WORK INSTRUCTION. Which lines of the data contain the string "JSON"? Show each of them.

[Data records]
________

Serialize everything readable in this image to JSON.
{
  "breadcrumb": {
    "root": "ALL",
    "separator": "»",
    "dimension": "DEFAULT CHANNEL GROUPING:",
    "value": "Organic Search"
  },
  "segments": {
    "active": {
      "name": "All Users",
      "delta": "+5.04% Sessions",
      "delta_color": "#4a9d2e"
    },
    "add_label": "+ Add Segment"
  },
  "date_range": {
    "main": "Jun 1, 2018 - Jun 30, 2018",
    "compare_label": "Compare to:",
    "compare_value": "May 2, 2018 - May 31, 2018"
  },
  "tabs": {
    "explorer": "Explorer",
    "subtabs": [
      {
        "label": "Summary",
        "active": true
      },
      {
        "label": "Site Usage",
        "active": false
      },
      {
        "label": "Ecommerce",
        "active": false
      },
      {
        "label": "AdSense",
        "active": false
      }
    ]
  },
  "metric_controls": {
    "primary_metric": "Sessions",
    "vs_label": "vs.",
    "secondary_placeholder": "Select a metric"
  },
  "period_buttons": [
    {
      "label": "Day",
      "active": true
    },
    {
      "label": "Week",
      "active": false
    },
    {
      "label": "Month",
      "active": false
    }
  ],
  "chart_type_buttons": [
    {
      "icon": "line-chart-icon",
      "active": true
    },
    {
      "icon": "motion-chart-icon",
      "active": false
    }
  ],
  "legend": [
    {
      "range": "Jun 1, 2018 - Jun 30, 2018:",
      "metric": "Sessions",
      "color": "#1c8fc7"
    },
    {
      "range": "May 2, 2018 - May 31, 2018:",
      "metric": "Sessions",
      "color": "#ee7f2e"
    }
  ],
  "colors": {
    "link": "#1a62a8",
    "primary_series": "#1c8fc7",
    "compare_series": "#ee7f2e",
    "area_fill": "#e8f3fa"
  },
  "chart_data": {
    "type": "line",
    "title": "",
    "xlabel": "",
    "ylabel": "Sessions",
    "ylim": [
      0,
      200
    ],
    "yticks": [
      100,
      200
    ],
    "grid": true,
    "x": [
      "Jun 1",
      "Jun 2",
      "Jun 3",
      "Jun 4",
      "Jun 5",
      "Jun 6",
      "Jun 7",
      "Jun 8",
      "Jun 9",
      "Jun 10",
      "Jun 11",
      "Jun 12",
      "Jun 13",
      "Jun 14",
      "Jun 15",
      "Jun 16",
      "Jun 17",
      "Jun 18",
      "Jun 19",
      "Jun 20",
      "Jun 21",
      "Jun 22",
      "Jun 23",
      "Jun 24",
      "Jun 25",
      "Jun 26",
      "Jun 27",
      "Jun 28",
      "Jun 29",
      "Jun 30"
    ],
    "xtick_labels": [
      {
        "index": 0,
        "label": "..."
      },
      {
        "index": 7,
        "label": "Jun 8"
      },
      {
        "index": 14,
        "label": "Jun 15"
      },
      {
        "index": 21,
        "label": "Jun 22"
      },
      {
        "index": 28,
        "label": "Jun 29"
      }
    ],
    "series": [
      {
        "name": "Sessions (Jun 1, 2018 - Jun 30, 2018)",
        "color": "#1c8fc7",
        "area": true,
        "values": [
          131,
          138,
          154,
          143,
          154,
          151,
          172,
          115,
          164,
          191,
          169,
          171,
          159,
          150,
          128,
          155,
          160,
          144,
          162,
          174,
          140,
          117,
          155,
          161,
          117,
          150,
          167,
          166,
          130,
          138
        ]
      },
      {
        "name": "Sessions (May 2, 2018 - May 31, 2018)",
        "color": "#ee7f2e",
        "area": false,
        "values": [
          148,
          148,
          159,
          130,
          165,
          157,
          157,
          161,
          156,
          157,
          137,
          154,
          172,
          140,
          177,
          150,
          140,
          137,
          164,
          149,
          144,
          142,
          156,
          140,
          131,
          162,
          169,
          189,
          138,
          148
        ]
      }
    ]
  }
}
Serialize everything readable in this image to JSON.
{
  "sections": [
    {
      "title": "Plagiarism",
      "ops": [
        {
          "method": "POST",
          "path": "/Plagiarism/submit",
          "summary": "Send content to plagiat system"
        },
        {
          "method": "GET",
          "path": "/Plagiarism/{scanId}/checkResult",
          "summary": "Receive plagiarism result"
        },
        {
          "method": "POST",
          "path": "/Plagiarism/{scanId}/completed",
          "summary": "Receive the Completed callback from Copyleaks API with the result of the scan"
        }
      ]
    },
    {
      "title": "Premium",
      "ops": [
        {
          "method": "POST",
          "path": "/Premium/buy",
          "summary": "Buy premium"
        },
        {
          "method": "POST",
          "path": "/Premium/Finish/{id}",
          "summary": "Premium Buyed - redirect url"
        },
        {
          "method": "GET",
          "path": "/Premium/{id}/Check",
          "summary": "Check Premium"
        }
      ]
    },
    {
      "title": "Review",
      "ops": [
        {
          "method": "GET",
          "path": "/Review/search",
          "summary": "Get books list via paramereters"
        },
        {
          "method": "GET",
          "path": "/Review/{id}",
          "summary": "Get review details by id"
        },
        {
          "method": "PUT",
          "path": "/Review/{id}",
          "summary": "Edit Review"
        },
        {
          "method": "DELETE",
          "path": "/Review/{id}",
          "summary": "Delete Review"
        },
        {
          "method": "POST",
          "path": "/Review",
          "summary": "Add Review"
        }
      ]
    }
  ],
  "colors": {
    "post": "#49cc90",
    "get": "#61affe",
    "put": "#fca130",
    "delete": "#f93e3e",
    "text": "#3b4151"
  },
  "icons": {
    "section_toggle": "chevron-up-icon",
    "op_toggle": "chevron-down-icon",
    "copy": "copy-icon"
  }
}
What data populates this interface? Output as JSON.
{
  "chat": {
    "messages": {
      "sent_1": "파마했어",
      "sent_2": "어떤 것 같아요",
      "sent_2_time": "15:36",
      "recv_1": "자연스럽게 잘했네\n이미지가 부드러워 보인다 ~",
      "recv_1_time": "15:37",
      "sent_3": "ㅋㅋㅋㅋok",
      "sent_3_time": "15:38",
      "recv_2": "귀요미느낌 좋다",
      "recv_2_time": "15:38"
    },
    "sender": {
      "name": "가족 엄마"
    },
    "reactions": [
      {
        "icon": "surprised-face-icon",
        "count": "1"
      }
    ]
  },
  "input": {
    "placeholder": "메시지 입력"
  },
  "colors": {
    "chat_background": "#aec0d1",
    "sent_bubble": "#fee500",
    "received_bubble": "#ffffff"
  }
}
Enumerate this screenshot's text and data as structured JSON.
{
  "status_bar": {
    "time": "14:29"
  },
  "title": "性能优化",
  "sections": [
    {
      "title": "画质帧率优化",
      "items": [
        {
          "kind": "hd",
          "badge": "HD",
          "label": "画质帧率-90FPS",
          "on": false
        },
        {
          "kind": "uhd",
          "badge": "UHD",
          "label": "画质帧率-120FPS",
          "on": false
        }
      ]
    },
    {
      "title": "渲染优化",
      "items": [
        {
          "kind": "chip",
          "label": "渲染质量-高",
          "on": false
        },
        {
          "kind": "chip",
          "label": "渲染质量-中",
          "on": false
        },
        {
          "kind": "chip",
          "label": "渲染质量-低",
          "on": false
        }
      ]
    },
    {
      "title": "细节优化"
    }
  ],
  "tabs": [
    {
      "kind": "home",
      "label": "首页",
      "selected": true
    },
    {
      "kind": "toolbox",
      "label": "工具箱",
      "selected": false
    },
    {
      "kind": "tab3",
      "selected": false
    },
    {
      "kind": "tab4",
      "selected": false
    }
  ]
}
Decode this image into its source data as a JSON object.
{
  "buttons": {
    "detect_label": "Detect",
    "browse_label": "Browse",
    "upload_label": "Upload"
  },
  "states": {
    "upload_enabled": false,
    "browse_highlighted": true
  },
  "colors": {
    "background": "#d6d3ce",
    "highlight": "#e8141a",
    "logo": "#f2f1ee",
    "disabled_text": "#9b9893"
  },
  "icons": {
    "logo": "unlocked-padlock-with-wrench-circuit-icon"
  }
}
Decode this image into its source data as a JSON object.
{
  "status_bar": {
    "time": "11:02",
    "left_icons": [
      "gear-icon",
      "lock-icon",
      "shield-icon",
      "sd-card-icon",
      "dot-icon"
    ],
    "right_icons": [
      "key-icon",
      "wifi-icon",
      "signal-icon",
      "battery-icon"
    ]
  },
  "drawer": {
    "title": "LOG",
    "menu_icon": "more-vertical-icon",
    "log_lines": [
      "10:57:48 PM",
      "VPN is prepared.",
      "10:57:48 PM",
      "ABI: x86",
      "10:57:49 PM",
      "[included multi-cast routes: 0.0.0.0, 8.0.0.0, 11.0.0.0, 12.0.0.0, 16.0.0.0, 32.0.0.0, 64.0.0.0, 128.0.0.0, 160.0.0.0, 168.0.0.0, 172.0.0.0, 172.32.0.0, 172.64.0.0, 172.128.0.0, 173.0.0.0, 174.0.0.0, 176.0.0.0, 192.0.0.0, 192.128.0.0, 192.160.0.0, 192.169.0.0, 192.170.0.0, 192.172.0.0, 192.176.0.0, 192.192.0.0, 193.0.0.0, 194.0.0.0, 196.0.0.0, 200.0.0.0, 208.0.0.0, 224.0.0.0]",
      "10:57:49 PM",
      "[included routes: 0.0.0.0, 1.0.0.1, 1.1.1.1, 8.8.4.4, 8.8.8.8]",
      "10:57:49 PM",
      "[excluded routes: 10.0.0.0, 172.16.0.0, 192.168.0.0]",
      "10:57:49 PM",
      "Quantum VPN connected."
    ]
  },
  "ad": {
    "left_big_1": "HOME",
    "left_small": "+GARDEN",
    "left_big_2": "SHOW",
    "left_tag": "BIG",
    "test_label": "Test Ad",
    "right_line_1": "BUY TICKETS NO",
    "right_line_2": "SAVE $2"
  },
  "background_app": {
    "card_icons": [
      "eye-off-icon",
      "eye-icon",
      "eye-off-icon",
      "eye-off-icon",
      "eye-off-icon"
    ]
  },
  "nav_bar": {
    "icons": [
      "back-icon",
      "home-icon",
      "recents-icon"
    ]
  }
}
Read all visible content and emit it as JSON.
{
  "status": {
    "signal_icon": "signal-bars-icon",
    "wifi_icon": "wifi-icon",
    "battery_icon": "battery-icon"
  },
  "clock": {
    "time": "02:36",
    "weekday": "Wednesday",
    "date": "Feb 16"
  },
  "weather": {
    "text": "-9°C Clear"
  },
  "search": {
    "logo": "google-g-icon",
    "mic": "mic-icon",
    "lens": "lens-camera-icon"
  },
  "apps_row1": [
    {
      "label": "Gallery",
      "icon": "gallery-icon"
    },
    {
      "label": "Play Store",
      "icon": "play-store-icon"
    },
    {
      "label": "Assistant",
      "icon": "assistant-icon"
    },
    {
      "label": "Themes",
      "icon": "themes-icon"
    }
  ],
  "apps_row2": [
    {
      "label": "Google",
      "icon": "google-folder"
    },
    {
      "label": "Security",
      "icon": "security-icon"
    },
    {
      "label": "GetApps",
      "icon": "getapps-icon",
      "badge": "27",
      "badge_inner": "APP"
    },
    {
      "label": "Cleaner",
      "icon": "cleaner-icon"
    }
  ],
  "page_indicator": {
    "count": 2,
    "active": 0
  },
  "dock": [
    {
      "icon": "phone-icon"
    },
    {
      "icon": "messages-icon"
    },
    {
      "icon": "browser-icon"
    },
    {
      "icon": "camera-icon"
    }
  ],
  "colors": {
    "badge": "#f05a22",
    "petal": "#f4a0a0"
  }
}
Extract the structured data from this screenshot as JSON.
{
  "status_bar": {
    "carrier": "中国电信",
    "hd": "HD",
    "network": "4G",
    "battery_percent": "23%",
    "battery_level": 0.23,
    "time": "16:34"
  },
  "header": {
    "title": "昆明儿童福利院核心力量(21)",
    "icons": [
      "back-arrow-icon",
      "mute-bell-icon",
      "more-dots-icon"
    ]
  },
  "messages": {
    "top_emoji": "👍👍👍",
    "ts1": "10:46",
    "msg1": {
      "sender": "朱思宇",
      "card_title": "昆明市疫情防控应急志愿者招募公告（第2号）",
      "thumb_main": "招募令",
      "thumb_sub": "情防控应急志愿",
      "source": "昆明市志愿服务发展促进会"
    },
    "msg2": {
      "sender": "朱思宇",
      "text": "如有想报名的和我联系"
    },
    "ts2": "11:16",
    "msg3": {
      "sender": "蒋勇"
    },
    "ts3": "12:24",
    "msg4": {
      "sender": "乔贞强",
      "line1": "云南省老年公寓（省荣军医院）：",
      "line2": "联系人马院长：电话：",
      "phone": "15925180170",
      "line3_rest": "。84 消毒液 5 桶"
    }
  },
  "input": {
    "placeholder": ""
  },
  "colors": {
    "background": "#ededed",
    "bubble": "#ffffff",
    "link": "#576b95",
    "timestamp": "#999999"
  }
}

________

RESPONSE BELOW.
Serialize everything readable in this image to JSON.
Serialize everything readable in this image to JSON.
What data populates this interface? Output as JSON.
Enumerate this screenshot's text and data as structured JSON.
Decode this image into its source data as a JSON object.
Decode this image into its source data as a JSON object.
Read all visible content and emit it as JSON.
Extract the structured data from this screenshot as JSON.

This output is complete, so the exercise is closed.